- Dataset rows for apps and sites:
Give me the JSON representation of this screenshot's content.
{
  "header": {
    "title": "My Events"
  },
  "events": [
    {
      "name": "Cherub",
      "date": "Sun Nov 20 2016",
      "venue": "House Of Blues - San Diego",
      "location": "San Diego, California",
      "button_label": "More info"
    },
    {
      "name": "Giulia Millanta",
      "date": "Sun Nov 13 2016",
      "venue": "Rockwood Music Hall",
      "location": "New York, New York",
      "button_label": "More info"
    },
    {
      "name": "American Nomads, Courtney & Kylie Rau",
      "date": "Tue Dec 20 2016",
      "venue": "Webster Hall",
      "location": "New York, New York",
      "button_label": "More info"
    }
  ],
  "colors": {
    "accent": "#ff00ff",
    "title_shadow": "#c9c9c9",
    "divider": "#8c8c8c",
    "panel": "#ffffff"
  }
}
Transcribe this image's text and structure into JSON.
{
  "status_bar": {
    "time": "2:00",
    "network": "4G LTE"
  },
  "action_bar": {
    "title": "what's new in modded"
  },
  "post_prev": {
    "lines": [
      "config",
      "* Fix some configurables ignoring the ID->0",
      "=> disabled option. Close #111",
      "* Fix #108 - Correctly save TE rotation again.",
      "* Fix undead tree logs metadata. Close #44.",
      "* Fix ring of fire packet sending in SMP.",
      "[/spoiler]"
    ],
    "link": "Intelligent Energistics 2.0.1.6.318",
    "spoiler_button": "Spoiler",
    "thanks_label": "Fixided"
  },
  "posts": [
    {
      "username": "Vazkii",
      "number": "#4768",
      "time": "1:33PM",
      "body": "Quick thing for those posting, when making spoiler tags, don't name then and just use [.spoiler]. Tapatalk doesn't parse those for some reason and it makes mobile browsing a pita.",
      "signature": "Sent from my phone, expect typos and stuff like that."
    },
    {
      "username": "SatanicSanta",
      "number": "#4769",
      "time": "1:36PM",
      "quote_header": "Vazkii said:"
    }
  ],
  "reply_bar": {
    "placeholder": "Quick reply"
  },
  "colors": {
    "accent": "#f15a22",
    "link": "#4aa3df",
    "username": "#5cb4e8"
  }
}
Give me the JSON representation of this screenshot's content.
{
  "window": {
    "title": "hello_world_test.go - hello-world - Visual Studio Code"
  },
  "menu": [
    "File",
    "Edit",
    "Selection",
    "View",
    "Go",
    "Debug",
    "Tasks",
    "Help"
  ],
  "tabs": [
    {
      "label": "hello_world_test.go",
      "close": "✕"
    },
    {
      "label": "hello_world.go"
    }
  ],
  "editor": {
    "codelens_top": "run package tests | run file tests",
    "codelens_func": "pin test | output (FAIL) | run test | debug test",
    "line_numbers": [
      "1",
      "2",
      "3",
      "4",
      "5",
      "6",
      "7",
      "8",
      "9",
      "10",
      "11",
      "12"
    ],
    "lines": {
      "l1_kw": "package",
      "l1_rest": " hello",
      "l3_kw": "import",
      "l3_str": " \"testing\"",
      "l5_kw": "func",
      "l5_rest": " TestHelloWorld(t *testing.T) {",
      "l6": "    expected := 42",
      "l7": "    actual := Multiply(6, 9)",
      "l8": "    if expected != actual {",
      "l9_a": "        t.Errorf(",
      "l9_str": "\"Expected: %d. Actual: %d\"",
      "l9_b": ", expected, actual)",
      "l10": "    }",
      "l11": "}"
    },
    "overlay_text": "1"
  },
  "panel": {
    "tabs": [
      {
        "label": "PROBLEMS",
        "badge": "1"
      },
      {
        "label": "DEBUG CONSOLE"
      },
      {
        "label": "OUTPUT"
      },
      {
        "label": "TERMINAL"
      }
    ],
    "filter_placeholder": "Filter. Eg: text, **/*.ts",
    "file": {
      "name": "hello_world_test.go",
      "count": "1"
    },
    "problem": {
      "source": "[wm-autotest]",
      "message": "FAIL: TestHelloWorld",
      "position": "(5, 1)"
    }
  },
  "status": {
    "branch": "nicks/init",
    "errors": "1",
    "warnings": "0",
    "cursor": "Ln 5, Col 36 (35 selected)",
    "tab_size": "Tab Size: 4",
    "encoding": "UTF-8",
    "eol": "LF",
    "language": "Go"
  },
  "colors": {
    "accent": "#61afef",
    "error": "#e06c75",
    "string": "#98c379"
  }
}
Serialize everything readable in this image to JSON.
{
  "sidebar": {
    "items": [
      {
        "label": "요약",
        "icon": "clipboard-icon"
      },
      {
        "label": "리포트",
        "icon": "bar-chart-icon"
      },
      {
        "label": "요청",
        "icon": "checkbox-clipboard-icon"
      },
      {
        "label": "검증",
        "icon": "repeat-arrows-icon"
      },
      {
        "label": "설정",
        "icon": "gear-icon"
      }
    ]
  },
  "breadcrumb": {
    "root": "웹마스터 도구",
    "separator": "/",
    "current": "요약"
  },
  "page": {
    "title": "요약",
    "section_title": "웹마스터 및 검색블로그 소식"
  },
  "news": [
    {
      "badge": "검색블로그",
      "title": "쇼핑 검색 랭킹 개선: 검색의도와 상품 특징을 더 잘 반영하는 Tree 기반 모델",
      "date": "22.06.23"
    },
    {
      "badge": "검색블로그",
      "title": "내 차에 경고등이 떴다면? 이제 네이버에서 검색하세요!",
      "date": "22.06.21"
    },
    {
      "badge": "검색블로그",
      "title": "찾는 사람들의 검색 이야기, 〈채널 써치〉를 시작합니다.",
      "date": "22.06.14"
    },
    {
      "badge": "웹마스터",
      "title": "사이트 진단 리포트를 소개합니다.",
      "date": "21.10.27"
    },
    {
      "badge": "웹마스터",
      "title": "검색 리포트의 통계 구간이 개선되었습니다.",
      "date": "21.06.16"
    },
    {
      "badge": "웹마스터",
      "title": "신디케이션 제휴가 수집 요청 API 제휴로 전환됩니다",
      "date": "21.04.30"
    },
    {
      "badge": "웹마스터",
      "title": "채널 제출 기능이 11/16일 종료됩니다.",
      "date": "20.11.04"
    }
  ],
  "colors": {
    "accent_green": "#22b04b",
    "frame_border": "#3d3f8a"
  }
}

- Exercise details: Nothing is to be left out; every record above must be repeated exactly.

- Response to this exercise:
Give me the JSON representation of this screenshot's content.
{
  "header": {
    "title": "My Events"
  },
  "events": [
    {
      "name": "Cherub",
      "date": "Sun Nov 20 2016",
      "venue": "House Of Blues - San Diego",
      "location": "San Diego, California",
      "button_label": "More info"
    },
    {
      "name": "Giulia Millanta",
      "date": "Sun Nov 13 2016",
      "venue": "Rockwood Music Hall",
      "location": "New York, New York",
      "button_label": "More info"
    },
    {
      "name": "American Nomads, Courtney & Kylie Rau",
      "date": "Tue Dec 20 2016",
      "venue": "Webster Hall",
      "location": "New York, New York",
      "button_label": "More info"
    }
  ],
  "colors": {
    "accent": "#ff00ff",
    "title_shadow": "#c9c9c9",
    "divider": "#8c8c8c",
    "panel": "#ffffff"
  }
}
Transcribe this image's text and structure into JSON.
{
  "status_bar": {
    "time": "2:00",
    "network": "4G LTE"
  },
  "action_bar": {
    "title": "what's new in modded"
  },
  "post_prev": {
    "lines": [
      "config",
      "* Fix some configurables ignoring the ID->0",
      "=> disabled option. Close #111",
      "* Fix #108 - Correctly save TE rotation again.",
      "* Fix undead tree logs metadata. Close #44.",
      "* Fix ring of fire packet sending in SMP.",
      "[/spoiler]"
    ],
    "link": "Intelligent Energistics 2.0.1.6.318",
    "spoiler_button": "Spoiler",
    "thanks_label": "Fixided"
  },
  "posts": [
    {
      "username": "Vazkii",
      "number": "#4768",
      "time": "1:33PM",
      "body": "Quick thing for those posting, when making spoiler tags, don't name then and just use [.spoiler]. Tapatalk doesn't parse those for some reason and it makes mobile browsing a pita.",
      "signature": "Sent from my phone, expect typos and stuff like that."
    },
    {
      "username": "SatanicSanta",
      "number": "#4769",
      "time": "1:36PM",
      "quote_header": "Vazkii said:"
    }
  ],
  "reply_bar": {
    "placeholder": "Quick reply"
  },
  "colors": {
    "accent": "#f15a22",
    "link": "#4aa3df",
    "username": "#5cb4e8"
  }
}
Give me the JSON representation of this screenshot's content.
{
  "window": {
    "title": "hello_world_test.go - hello-world - Visual Studio Code"
  },
  "menu": [
    "File",
    "Edit",
    "Selection",
    "View",
    "Go",
    "Debug",
    "Tasks",
    "Help"
  ],
  "tabs": [
    {
      "label": "hello_world_test.go",
      "close": "✕"
    },
    {
      "label": "hello_world.go"
    }
  ],
  "editor": {
    "codelens_top": "run package tests | run file tests",
    "codelens_func": "pin test | output (FAIL) | run test | debug test",
    "line_numbers": [
      "1",
      "2",
      "3",
      "4",
      "5",
      "6",
      "7",
      "8",
      "9",
      "10",
      "11",
      "12"
    ],
    "lines": {
      "l1_kw": "package",
      "l1_rest": " hello",
      "l3_kw": "import",
      "l3_str": " \"testing\"",
      "l5_kw": "func",
      "l5_rest": " TestHelloWorld(t *testing.T) {",
      "l6": "    expected := 42",
      "l7": "    actual := Multiply(6, 9)",
      "l8": "    if expected != actual {",
      "l9_a": "        t.Errorf(",
      "l9_str": "\"Expected: %d. Actual: %d\"",
      "l9_b": ", expected, actual)",
      "l10": "    }",
      "l11": "}"
    },
    "overlay_text": "1"
  },
  "panel": {
    "tabs": [
      {
        "label": "PROBLEMS",
        "badge": "1"
      },
      {
        "label": "DEBUG CONSOLE"
      },
      {
        "label": "OUTPUT"
      },
      {
        "label": "TERMINAL"
      }
    ],
    "filter_placeholder": "Filter. Eg: text, **/*.ts",
    "file": {
      "name": "hello_world_test.go",
      "count": "1"
    },
    "problem": {
      "source": "[wm-autotest]",
      "message": "FAIL: TestHelloWorld",
      "position": "(5, 1)"
    }
  },
  "status": {
    "branch": "nicks/init",
    "errors": "1",
    "warnings": "0",
    "cursor": "Ln 5, Col 36 (35 selected)",
    "tab_size": "Tab Size: 4",
    "encoding": "UTF-8",
    "eol": "LF",
    "language": "Go"
  },
  "colors": {
    "accent": "#61afef",
    "error": "#e06c75",
    "string": "#98c379"
  }
}
Serialize everything readable in this image to JSON.
{
  "sidebar": {
    "items": [
      {
        "label": "요약",
        "icon": "clipboard-icon"
      },
      {
        "label": "리포트",
        "icon": "bar-chart-icon"
      },
      {
        "label": "요청",
        "icon": "checkbox-clipboard-icon"
      },
      {
        "label": "검증",
        "icon": "repeat-arrows-icon"
      },
      {
        "label": "설정",
        "icon": "gear-icon"
      }
    ]
  },
  "breadcrumb": {
    "root": "웹마스터 도구",
    "separator": "/",
    "current": "요약"
  },
  "page": {
    "title": "요약",
    "section_title": "웹마스터 및 검색블로그 소식"
  },
  "news": [
    {
      "badge": "검색블로그",
      "title": "쇼핑 검색 랭킹 개선: 검색의도와 상품 특징을 더 잘 반영하는 Tree 기반 모델",
      "date": "22.06.23"
    },
    {
      "badge": "검색블로그",
      "title": "내 차에 경고등이 떴다면? 이제 네이버에서 검색하세요!",
      "date": "22.06.21"
    },
    {
      "badge": "검색블로그",
      "title": "찾는 사람들의 검색 이야기, 〈채널 써치〉를 시작합니다.",
      "date": "22.06.14"
    },
    {
      "badge": "웹마스터",
      "title": "사이트 진단 리포트를 소개합니다.",
      "date": "21.10.27"
    },
    {
      "badge": "웹마스터",
      "title": "검색 리포트의 통계 구간이 개선되었습니다.",
      "date": "21.06.16"
    },
    {
      "badge": "웹마스터",
      "title": "신디케이션 제휴가 수집 요청 API 제휴로 전환됩니다",
      "date": "21.04.30"
    },
    {
      "badge": "웹마스터",
      "title": "채널 제출 기능이 11/16일 종료됩니다.",
      "date": "20.11.04"
    }
  ],
  "colors": {
    "accent_green": "#22b04b",
    "frame_border": "#3d3f8a"
  }
}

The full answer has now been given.